One thing that enabled early humans to survive was their ability to quickly make assumptions about other people. Those assumptions caused us to act in a way that protected our tribe and ourselves. I believe the more pessimistic early humans were most successful. Just imagine that you’re huddled around a fire at the back of a cave and you hear a lion roaring outside. It’s the guy who is optimistic about his chances of killing the lion who goes outside and gets killed. All the pessimists hide deeper in the cave.
Our cave dweller ways are ruining our workplace relationships.
In today’s workplace, we often make pessimistic assumptions about the people we work with even though our ancient preference for pessimism can ruin our workplace relationships. Here are some helpful assumptions.
most people can be trusted with most things
It’s always best to first trust someone and be disappointed, then to mistrust them too soon. In the workplace, most people can be trusted with most things. Only the most sensitive information needs to be protected.
If I believe that someone can’t be trusted, I will hold back information and avoid him. Since we often mirror the behavior of others, he’ll start treating me the same way. Mistrust begets more mistrust and, before you know it, other people will notice our behavior and start mistrusting us. Why, because other people need to decide who they can trust. They need to decide if they can trust me, my coworker or neither of us. If they see mistrust, they’ll likely pick a side or avoid both of us.
most people want to do good work
At one company, I was part of a project to review training programs and determine if any changes were required. The project manager began the kick-off meeting by explaining the steps we were to follow and what would happen if we didn’t complete each step.

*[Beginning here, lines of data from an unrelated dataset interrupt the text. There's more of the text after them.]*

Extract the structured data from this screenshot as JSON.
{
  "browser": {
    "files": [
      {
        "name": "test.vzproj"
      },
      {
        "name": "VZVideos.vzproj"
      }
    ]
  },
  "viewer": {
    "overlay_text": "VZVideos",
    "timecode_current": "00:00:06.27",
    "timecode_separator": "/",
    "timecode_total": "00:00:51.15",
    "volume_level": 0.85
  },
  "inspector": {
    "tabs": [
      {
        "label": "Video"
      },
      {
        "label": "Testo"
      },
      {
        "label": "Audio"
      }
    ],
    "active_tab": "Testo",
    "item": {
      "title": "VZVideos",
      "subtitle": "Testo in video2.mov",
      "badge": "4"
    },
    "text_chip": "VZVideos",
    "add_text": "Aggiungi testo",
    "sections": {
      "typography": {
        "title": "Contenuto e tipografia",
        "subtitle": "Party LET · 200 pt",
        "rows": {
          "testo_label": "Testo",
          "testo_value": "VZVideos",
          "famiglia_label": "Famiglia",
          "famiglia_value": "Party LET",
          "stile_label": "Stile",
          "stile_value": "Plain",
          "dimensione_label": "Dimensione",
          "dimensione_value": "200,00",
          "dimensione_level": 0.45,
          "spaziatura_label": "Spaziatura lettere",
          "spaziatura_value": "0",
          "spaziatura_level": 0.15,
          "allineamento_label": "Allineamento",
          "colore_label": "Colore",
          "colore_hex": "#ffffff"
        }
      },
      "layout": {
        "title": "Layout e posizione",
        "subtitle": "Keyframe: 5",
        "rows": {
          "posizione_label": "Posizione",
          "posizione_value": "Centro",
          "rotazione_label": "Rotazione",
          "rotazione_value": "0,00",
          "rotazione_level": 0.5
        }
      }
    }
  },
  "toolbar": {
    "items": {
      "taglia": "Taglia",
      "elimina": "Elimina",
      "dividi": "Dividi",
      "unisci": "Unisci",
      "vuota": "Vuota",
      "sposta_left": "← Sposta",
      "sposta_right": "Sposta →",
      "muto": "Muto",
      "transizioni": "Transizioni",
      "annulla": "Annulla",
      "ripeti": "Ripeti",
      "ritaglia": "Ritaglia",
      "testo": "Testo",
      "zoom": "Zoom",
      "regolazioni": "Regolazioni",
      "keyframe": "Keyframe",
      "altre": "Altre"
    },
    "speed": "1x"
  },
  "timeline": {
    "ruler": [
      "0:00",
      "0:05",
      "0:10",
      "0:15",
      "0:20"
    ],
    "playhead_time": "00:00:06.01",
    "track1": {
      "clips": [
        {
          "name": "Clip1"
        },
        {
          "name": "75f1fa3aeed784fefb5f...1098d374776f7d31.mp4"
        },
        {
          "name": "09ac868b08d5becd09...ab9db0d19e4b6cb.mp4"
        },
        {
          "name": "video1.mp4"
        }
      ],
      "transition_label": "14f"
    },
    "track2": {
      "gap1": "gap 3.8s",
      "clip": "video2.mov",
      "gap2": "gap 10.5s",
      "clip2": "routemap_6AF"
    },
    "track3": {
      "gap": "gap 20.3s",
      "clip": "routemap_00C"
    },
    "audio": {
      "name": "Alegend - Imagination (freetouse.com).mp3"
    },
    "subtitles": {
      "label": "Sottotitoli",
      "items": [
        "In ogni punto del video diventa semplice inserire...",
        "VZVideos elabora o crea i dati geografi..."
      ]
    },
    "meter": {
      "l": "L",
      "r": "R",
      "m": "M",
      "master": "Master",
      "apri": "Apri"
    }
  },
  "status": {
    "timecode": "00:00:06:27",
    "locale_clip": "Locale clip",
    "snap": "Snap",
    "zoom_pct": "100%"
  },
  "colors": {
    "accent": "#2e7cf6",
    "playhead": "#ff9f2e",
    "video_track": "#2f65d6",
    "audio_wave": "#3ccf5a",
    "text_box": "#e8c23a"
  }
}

She frequently name-dropped her VP and emphasized how important the project was to her VP.
During the meeting, many of us formed the belief that all she really wanted was to show her VP that she could force people to comply with her process. The impact of her behavior was disengagement all around. Throughout the project, we all politely complied with her process. Although changes to the programs could have been made, little was suggested. Even though the outcome was the status quo, the project manager was satisfied with our compliance to her process.
Most people already want to do good work. However, if they believe they won’t be appreciated, they’ll likely do the minimum, as fast as possible, and save their good work for someone who cares.

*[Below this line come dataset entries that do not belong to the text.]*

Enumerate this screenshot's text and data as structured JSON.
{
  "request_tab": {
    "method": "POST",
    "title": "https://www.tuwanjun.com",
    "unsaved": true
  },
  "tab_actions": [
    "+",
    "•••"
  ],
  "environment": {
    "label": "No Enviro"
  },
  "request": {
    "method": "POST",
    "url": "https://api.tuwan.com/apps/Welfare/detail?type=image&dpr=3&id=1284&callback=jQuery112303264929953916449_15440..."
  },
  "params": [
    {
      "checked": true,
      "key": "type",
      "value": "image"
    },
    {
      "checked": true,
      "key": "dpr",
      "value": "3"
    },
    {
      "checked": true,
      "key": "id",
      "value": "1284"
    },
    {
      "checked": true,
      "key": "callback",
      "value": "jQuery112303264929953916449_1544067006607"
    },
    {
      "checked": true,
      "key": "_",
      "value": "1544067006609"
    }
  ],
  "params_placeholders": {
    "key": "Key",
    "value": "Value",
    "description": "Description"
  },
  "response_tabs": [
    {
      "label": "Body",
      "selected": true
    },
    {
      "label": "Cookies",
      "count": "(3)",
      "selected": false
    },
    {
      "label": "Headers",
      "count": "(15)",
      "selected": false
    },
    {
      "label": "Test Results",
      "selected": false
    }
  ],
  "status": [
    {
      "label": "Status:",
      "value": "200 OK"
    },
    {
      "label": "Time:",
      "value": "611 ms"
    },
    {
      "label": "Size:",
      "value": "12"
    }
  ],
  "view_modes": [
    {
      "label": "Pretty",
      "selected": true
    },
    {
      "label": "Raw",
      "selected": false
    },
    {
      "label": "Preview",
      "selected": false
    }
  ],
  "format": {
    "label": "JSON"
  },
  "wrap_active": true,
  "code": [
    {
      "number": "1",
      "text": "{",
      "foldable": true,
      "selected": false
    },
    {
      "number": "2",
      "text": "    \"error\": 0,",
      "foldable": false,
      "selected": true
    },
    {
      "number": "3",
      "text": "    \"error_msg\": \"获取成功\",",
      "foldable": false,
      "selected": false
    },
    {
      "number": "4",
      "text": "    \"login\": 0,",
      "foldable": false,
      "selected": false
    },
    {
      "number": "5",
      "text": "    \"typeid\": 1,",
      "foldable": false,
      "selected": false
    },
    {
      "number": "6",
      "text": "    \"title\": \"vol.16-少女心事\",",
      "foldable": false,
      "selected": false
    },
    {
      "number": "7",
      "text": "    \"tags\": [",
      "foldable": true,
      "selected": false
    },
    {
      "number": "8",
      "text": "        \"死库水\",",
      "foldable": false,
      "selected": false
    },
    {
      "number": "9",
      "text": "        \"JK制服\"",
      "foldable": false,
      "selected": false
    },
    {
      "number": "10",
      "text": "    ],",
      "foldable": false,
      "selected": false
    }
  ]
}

most people want to get along with others
Very few people are unaffected by workplace conflict. Research shows that nearly all conflict has a negative impact on relationships; you can read about this in an earlier blog. Also, since we are programed to mirror the behavior of others, if people behave negatively toward you, you’ll probably, in a passive or active way, do the same to them; and everyone will likely feel bad about it. But, if you are pleasant and supportive, people will usually act the same way toward you.

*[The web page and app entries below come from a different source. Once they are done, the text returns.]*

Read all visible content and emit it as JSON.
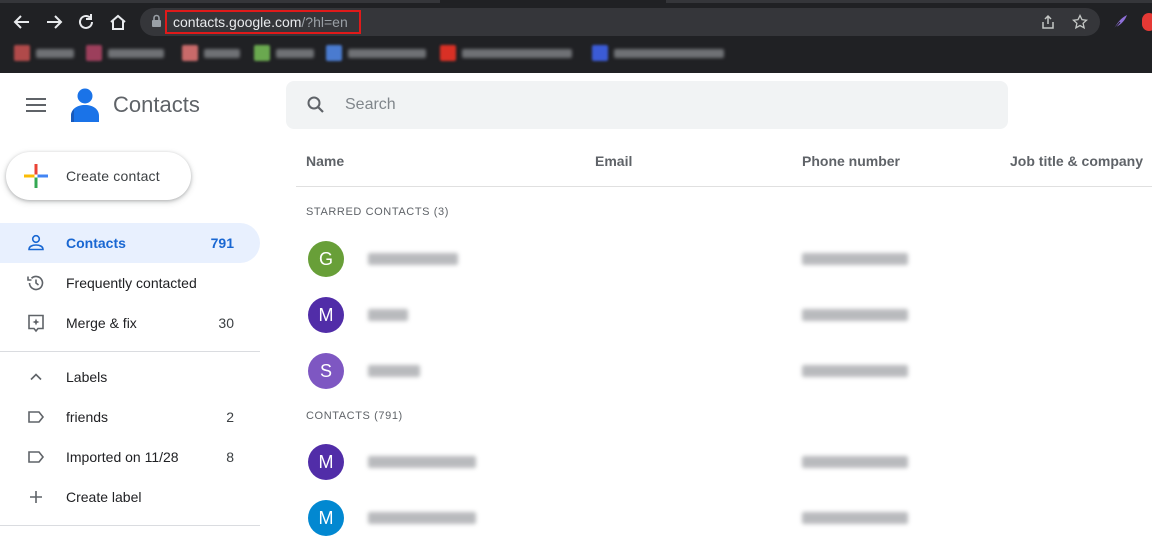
{
  "browser": {
    "url_domain": "contacts.google.com",
    "url_rest": "/?hl=en",
    "bookmarks": [
      {
        "icon_color": "#b04a4a"
      },
      {
        "icon_color": "#9c3f5c"
      },
      {
        "icon_color": "#c96a6a"
      },
      {
        "icon_color": "#6aa84f"
      },
      {
        "icon_color": "#4a7bd0"
      },
      {
        "icon_color": "#d93025"
      },
      {
        "icon_color": "#3b5bd6"
      }
    ]
  },
  "app": {
    "title": "Contacts",
    "search_placeholder": "Search",
    "create_label": "Create contact"
  },
  "sidebar": {
    "items": [
      {
        "label": "Contacts",
        "count": "791",
        "icon": "person-icon",
        "active": true
      },
      {
        "label": "Frequently contacted",
        "count": "",
        "icon": "history-icon",
        "active": false
      },
      {
        "label": "Merge & fix",
        "count": "30",
        "icon": "merge-fix-icon",
        "active": false
      }
    ],
    "labels_header": "Labels",
    "labels": [
      {
        "label": "friends",
        "count": "2",
        "icon": "label-icon"
      },
      {
        "label": "Imported on 11/28",
        "count": "8",
        "icon": "label-icon"
      }
    ],
    "create_label": "Create label"
  },
  "table": {
    "columns": [
      "Name",
      "Email",
      "Phone number",
      "Job title & company"
    ],
    "starred_title": "STARRED CONTACTS (3)",
    "contacts_title": "CONTACTS (791)",
    "starred": [
      {
        "initial": "G",
        "color": "#689f38"
      },
      {
        "initial": "M",
        "color": "#512da8"
      },
      {
        "initial": "S",
        "color": "#7e57c2"
      }
    ],
    "contacts": [
      {
        "initial": "M",
        "color": "#512da8"
      },
      {
        "initial": "M",
        "color": "#0288d1"
      }
    ]
  },
  "colors": {
    "accent": "#1967d2",
    "active_bg": "#e8f0fe",
    "url_highlight": "#e01a1a"
  }
}
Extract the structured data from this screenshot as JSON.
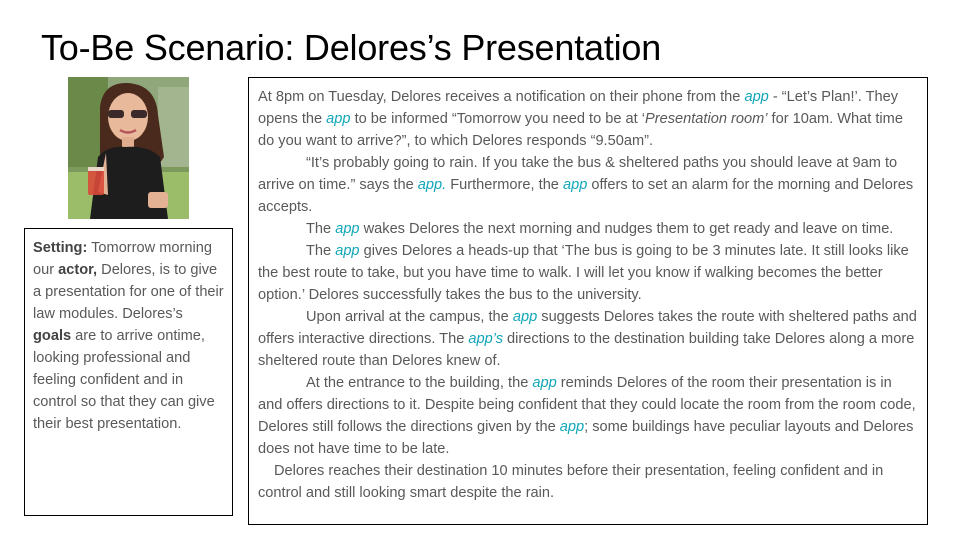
{
  "title": "To-Be Scenario: Delores’s Presentation",
  "setting": {
    "label": "Setting:",
    "t1": " Tomorrow morning our ",
    "actor": "actor,",
    "t2": " Delores, is to give a presentation for one of their law modules. Delores’s ",
    "goals": "goals",
    "t3": " are to arrive ontime, looking professional and feeling confident and in control so that they can give their best presentation."
  },
  "story": {
    "p1": {
      "a": "At 8pm on Tuesday, Delores receives a notification on their phone from the ",
      "app1": "app",
      "b": " - “Let’s Plan!’. They opens the ",
      "app2": "app",
      "c": " to be informed “Tomorrow you need to be at ‘",
      "room": "Presentation room’",
      "d": " for 10am. What time do you want to arrive?”, to which Delores responds “9.50am”."
    },
    "p2": {
      "a": "“It’s probably going to rain. If you take the bus & sheltered paths you should leave at 9am to arrive on time.” says the ",
      "app1": "app.",
      "b": " Furthermore, the ",
      "app2": "app",
      "c": " offers to set an alarm for the morning and Delores accepts."
    },
    "p3": {
      "a": "The ",
      "app1": "app",
      "b": " wakes Delores the next morning and nudges them to get ready and leave on time."
    },
    "p4": {
      "a": "The ",
      "app1": "app",
      "b": " gives Delores a heads-up that ‘The bus is going to be 3 minutes late. It still looks like the best route to take, but you have time to walk. I will let you know if walking becomes the better option.’ Delores successfully takes the bus to the university."
    },
    "p5": {
      "a": "Upon arrival at the campus, the ",
      "app1": "app",
      "b": " suggests Delores takes the route with sheltered paths and offers interactive directions. The ",
      "app2": "app’s",
      "c": " directions to the destination building take Delores along a more sheltered route than Delores knew of."
    },
    "p6": {
      "a": "At the entrance to the building, the ",
      "app1": "app",
      "b": " reminds Delores of the room their presentation is in and offers directions to it. Despite being confident that they could locate the room from the room code, Delores still follows the directions given by the ",
      "app2": "app",
      "c": "; some buildings have peculiar layouts and Delores does not have time to be late."
    },
    "p7": "Delores reaches their destination 10 minutes before their presentation, feeling confident and in control and still looking smart despite the rain."
  },
  "colors": {
    "app_text": "#12a7b8",
    "body_text": "#595959"
  }
}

take a walk outside the cave
We seldom get what we think we deserve or exactly what we want, but we always get what we create. When I remember that most people are trustworthy, want to do good work and get along, I am able to squash my caveman pessimism and create positive workplace relationships. Although I’ve never had real lions in my workplace, for most of us, it’s perfectly safe to go for a long walk outside of the cave.